▶ Work request: Read the records below. Copy each line where the string "head" occurs.

▶ Website and app data records:
----
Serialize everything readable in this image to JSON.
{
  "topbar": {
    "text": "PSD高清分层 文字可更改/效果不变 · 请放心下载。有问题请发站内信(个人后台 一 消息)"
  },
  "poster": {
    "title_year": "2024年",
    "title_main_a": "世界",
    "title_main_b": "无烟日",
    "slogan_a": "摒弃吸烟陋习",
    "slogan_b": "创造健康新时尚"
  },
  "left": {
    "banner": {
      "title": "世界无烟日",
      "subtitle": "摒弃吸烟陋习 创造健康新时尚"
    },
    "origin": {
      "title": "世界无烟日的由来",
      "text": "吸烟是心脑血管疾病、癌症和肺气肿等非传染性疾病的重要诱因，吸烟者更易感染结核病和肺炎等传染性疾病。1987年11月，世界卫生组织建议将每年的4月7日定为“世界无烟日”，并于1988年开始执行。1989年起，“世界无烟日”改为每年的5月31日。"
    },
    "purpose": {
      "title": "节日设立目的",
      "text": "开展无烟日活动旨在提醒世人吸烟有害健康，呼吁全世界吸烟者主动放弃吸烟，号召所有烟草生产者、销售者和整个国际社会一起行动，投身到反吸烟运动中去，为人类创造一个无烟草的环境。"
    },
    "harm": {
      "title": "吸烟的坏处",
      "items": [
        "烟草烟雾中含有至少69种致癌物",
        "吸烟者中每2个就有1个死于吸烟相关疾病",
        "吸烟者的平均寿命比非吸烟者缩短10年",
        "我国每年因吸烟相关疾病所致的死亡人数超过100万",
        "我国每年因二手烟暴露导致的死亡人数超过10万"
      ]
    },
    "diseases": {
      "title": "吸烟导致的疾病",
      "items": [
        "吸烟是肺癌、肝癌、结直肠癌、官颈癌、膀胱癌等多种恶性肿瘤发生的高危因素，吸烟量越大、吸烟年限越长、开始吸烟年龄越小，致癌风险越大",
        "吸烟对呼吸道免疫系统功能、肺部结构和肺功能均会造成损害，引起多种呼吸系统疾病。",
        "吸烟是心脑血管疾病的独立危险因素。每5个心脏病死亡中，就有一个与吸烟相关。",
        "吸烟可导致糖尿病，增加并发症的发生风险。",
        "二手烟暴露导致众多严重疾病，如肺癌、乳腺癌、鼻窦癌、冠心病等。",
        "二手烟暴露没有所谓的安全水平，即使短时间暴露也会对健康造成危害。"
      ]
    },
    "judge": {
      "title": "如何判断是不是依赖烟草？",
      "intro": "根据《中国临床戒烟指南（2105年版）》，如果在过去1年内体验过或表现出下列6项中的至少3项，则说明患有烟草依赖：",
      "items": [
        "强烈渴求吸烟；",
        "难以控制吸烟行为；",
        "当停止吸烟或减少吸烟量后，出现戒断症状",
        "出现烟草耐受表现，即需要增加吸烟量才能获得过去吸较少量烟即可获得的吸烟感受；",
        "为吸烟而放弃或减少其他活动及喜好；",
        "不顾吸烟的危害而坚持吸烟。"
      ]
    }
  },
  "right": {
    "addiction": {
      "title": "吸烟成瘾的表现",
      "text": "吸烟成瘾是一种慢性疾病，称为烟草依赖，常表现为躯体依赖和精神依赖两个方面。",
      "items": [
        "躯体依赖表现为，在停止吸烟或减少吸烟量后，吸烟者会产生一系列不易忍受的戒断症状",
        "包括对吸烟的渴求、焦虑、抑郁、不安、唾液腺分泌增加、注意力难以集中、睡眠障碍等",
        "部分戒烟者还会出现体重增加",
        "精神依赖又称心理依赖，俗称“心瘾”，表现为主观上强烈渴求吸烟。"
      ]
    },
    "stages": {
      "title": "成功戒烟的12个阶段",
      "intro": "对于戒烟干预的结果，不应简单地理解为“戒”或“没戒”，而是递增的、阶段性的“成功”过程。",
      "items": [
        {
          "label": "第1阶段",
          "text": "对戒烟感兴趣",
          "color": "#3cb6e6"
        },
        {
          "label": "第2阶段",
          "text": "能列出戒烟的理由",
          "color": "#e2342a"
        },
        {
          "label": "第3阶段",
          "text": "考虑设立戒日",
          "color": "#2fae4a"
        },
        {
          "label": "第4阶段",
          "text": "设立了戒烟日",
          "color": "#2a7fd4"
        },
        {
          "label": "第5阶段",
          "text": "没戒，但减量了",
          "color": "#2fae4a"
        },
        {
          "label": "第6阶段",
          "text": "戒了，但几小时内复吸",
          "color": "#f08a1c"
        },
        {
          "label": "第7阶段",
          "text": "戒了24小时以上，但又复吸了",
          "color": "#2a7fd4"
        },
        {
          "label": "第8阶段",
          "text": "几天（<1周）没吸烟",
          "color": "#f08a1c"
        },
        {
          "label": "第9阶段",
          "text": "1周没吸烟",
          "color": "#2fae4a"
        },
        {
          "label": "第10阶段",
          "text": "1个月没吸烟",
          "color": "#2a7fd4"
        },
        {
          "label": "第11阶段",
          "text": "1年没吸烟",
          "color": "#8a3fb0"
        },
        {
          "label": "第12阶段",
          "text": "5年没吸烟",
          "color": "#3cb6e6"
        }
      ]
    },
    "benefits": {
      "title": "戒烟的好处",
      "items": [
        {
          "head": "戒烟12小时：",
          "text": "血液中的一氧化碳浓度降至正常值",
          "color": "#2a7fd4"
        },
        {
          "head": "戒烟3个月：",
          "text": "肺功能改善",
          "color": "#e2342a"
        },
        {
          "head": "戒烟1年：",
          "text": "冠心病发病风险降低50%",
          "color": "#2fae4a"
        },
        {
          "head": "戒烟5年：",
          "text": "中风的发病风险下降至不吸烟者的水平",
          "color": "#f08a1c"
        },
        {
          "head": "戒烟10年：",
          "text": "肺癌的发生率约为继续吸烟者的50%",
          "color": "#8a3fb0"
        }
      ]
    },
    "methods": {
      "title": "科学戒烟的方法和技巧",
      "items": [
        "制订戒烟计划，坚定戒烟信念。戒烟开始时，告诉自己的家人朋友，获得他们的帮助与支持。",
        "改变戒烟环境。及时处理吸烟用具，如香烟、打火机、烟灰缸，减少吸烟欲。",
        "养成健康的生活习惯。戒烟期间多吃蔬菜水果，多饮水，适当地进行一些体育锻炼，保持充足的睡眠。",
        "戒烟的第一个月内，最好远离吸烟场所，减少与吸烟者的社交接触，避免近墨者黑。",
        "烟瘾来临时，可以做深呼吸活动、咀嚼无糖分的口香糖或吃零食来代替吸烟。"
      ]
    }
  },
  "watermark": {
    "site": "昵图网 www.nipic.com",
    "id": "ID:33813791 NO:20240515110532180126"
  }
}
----
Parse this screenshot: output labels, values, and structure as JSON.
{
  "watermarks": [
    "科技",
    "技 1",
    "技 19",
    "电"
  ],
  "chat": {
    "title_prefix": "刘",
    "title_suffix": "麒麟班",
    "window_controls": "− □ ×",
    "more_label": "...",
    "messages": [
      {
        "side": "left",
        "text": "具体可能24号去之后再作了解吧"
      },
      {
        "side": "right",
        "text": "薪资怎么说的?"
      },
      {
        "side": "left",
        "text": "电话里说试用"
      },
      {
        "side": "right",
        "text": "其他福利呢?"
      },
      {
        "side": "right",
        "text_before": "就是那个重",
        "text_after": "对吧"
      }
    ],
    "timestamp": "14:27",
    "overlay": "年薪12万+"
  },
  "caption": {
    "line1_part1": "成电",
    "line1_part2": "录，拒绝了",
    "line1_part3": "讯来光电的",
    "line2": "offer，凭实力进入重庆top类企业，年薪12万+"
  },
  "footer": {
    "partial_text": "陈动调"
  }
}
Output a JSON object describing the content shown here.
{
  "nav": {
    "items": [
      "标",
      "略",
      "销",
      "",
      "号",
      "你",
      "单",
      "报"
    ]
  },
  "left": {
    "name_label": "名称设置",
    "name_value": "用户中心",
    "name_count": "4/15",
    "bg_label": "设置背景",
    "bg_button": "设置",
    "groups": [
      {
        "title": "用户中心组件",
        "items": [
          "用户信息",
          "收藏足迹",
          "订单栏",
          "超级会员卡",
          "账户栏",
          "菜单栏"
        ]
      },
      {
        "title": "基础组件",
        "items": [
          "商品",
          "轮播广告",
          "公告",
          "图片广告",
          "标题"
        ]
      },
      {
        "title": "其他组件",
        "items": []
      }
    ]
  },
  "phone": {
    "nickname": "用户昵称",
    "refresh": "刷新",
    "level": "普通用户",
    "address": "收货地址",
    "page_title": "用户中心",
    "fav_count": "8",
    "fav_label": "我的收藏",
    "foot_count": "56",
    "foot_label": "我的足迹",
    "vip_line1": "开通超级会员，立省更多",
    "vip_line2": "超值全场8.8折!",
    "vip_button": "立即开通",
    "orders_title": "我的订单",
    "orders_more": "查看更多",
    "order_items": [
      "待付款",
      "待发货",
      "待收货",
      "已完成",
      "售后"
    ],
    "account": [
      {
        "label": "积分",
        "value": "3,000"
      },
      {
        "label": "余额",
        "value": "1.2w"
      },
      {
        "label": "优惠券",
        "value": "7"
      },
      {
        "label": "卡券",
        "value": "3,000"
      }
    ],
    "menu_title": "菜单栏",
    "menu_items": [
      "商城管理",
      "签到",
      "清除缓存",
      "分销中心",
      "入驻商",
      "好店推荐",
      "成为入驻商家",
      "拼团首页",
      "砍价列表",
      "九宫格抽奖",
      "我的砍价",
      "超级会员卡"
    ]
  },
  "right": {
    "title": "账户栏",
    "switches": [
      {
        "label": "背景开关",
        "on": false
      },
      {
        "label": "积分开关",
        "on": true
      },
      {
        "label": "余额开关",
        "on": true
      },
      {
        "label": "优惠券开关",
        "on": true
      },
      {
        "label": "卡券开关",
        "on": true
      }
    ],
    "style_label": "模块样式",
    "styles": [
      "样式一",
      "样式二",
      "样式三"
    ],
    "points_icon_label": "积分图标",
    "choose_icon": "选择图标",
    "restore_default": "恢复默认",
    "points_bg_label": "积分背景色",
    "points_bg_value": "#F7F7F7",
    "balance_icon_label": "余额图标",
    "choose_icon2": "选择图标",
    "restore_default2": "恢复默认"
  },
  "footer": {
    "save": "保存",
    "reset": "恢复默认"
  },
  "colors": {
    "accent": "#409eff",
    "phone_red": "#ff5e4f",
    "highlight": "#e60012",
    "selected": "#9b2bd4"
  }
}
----
▶ Answer to the problem:
          "head": "戒烟12小时：",
          "head": "戒烟3个月：",
          "head": "戒烟1年：",
          "head": "戒烟5年：",
          "head": "戒烟10年：",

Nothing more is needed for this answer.